Six weeks after her fortieth birthday, Harriet is struck by a rare and life-threatening illness.
What follows is a painful and arduous stay at Charing Cross Hospital.
From the first day in Critical Care, whenever Harriet tries to sleep, the backs of her eyes come alive with soul-sucking gargoyles; she remains awake for the entire six weeks.
Such wakefulness produces its own hallucinations: the gargoyles become metaphors for lurking demons, fear of death, her relationship with her late father, and her dream of having a family.
A stunning blend of poetic memoir and essays, Gargoyles explores the effects of illness, grief, love, and loss, but is also about the power of memory, which both haunts and enriches.
It asks us to celebrate that which is in front of us, not taking our lives and health for granted.
Sometimes, this means we have to learn to live with the gargoyles.
Both haunting and empowering, it’s unlike any other book you’ve read.
- The Face

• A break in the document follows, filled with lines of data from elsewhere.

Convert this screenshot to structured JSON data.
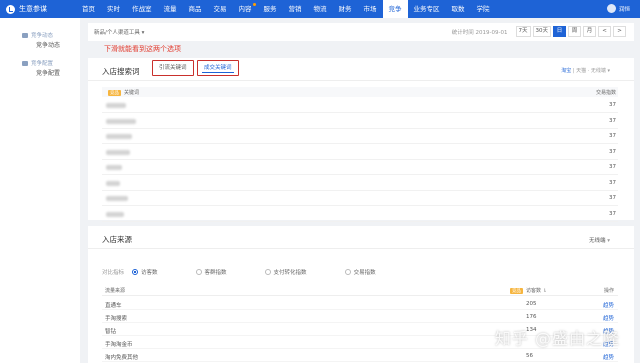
{
  "app": {
    "name": "生意参谋"
  },
  "nav": {
    "items": [
      "首页",
      "实时",
      "作战室",
      "流量",
      "商品",
      "交易",
      "内容",
      "服务",
      "营销",
      "物流",
      "财务",
      "市场",
      "竞争",
      "业务专区",
      "取数",
      "学院"
    ],
    "active_index": 12,
    "dot_index": 6,
    "user": "润恒"
  },
  "sidebar": {
    "sections": [
      {
        "title": "竞争动态",
        "links": [
          "竞争动态"
        ]
      },
      {
        "title": "竞争配置",
        "links": [
          "竞争配置"
        ]
      }
    ]
  },
  "toolbar": {
    "breadcrumb": "新品/个人渠道工具 ▾",
    "stat_time": "统计时间 2019-09-01",
    "buttons": [
      "7天",
      "30天",
      "日",
      "周",
      "月",
      "<",
      ">"
    ],
    "active_button": 2
  },
  "annotation": "下滑就能看到这两个选项",
  "card1": {
    "title": "入店搜索词",
    "tab1": "引流关键词",
    "tab2": "成交关键词",
    "right_hl": "淘宝",
    "right_rest": " | 天猫 · 无线端 ▾",
    "badge": "竞品",
    "col_keyword": "关键词",
    "col_value": "交易指数",
    "rows": [
      {
        "value": "37",
        "blur_width": 20
      },
      {
        "value": "37",
        "blur_width": 30
      },
      {
        "value": "37",
        "blur_width": 26
      },
      {
        "value": "37",
        "blur_width": 24
      },
      {
        "value": "37",
        "blur_width": 16
      },
      {
        "value": "37",
        "blur_width": 14
      },
      {
        "value": "37",
        "blur_width": 22
      },
      {
        "value": "37",
        "blur_width": 18
      }
    ]
  },
  "card2": {
    "title": "入店来源",
    "select": "无线端",
    "metrics_label": "对比指标",
    "metrics": [
      "访客数",
      "客群指数",
      "支付转化指数",
      "交易指数"
    ],
    "metric_selected": 0,
    "col_source": "流量来源",
    "badge": "竞品",
    "col_visitors": "访客数 ⇂",
    "col_action": "操作",
    "rows": [
      {
        "name": "直通车",
        "value": "205",
        "action": "趋势"
      },
      {
        "name": "手淘搜索",
        "value": "176",
        "action": "趋势"
      },
      {
        "name": "智钻",
        "value": "134",
        "action": "趋势"
      },
      {
        "name": "手淘淘金币",
        "value": "",
        "action": "趋势"
      },
      {
        "name": "淘内免费其他",
        "value": "56",
        "action": "趋势"
      }
    ]
  },
  "watermark": "知乎 @盛由之隆"
}
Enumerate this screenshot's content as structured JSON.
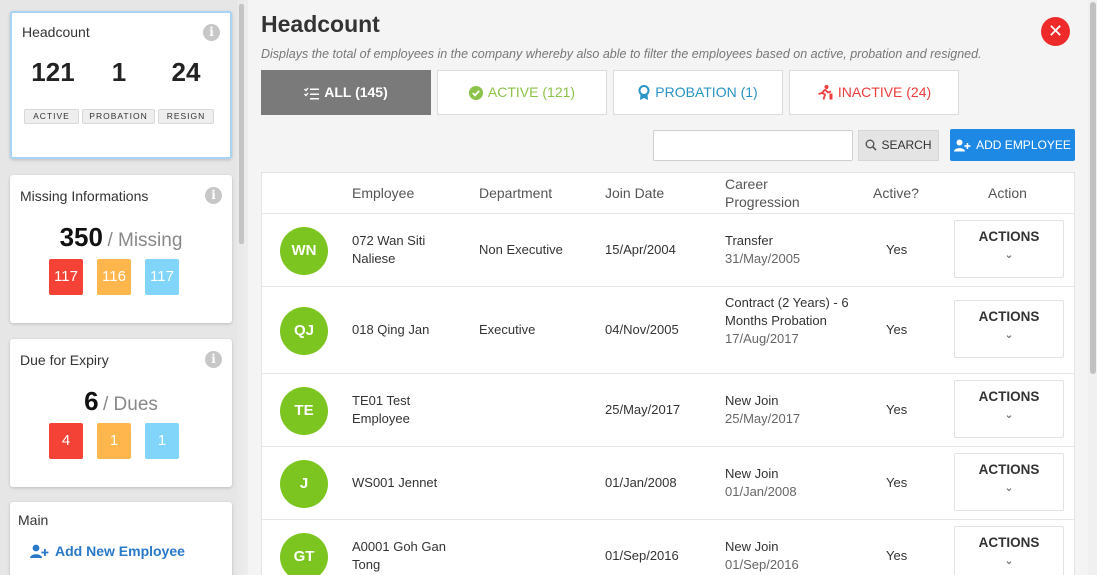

Experimental and daring, tender and compelling; Gargoyles is a story of illness, trauma and self-knowledge that has burnt itself into my mind forever. I urge you to read this beautifully written and startling book.
- Rebecca Tamás author of Strangers & WITCH